In a lot of the countries in the East the husband is considered to be the god of the house who demands absolute obedience, respect, and is free to do as he pleases. Almost every Eastern woman has the experience of not being able to choose her own life path because their fathers or husbands have taken over the role of God and have abused authority for their own selfish aims. They lead a life of forgetfulness because they fear the displeasure of authority and the abuse that the authority dishes out to control others.
So when you have this great fear of displeasing authority figures, you also believe that there is a possibility of getting their good pleasure if you just are a little more obedient or perfect in your life, if you just conform to their wishes a little more, if you just work harder to make them proud of you. So whether you are seeking the good pleasure of authority or you have turned away completely from authority in disgust, the result will be the loss of memory of who you truly are. It is even worse for the abusive authority themselves because they have absolutely no clue of who they really are. In many cases it turns your memory away from spiritual communication because spiritual communication like a dream is associated with bad authority.

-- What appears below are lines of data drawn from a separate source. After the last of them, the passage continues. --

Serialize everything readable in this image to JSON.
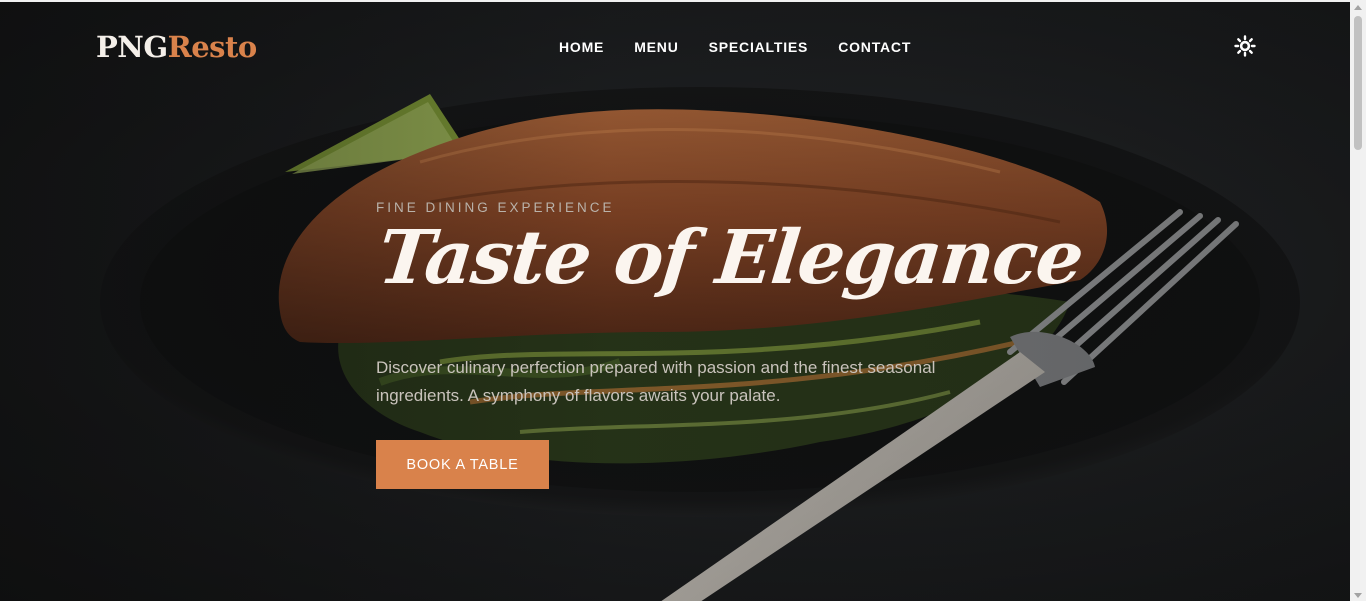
{
  "brand": {
    "name_main": "PNG",
    "name_accent": "Resto",
    "accent_color": "#d9824b"
  },
  "nav": {
    "items": [
      {
        "label": "HOME"
      },
      {
        "label": "MENU"
      },
      {
        "label": "SPECIALTIES"
      },
      {
        "label": "CONTACT"
      }
    ],
    "theme_toggle_icon": "sun-icon"
  },
  "hero": {
    "eyebrow": "FINE DINING EXPERIENCE",
    "headline": "Taste of Elegance",
    "description": "Discover culinary perfection prepared with passion and the finest seasonal ingredients. A symphony of flavors awaits your palate.",
    "cta_label": "BOOK A TABLE",
    "background_image": "salmon-dish-photo"
  }
}
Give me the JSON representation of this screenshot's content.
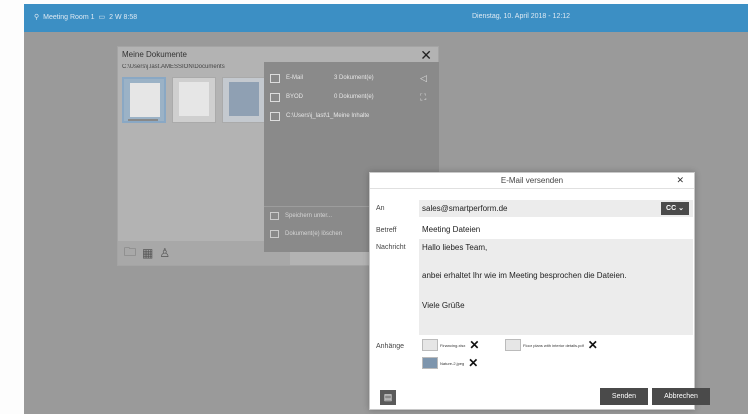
{
  "topbar": {
    "room": "Meeting Room 1",
    "session": "2 W 8:58",
    "datetime": "Dienstag, 10. April 2018 - 12:12"
  },
  "documents": {
    "title": "Meine Dokumente",
    "path": "C:\\Users\\j.last.AMESSION\\Documents",
    "close": "✕"
  },
  "share": {
    "email_label": "E-Mail",
    "email_count": "3 Dokument(e)",
    "byod_label": "BYOD",
    "byod_count": "0 Dokument(e)",
    "path_label": "C:\\Users\\j_last\\1_Meine Inhalte",
    "save_label": "Speichern unter...",
    "delete_label": "Dokument(e) löschen"
  },
  "mail": {
    "title": "E-Mail versenden",
    "close": "✕",
    "to_label": "An",
    "to_value": "sales@smartperform.de",
    "cc_label": "CC",
    "subject_label": "Betreff",
    "subject_value": "Meeting Dateien",
    "message_label": "Nachricht",
    "message_lines": [
      "Hallo liebes Team,",
      "anbei erhaltet Ihr wie im Meeting besprochen die Dateien.",
      "Viele Grüße"
    ],
    "attachments_label": "Anhänge",
    "attachments": [
      {
        "name": "Financing.xlsx"
      },
      {
        "name": "Floor plans with interior details.pdf"
      },
      {
        "name": "Nature-2.jpeg"
      }
    ],
    "send_label": "Senden",
    "cancel_label": "Abbrechen"
  }
}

3. The answer is reflection or meditation. The biggest fear that abusive authority figures have is when people begin to ask questions. In my experience in the American military questioning was considered a sin. Disobeying an order was the same as treason punishable by death. It is how American soldiers justified killing innocent women and children at My Lai in Vietnam. As soon as you begin reflection by asking questions, your memory starts returning. I am pretty certain that most memory problems in the world have something to do with the fear of authority. But if, for instance, you were a soldier in the trenches in World War 1 or in the jungles of Vietnam, every part of you will be about trying to forget rather than having you remember. The memories just bring up pain so you push the memory of the horrors down and try to forget them. They don’t leave.
The first reflection question is always what am I feeling right now. If you have not done a lot of reflecting, the first feeling will always be fear of displeasing authority. When you know what you are feeling (most people do not know what they are feeling), then it begs the next question. Why am I feeling this way? Reflection means being curious, wondering. Remembering your dreams is equivalent to remembering how you are feeling. When you can remember your own feelings at any moment and be with them, then you can begin remembering who you are and where you are headed. When you cannot remember things like a dream, you can begin to ask questions like who does not want me to question them. It will take you on a wonderful journey of discovery.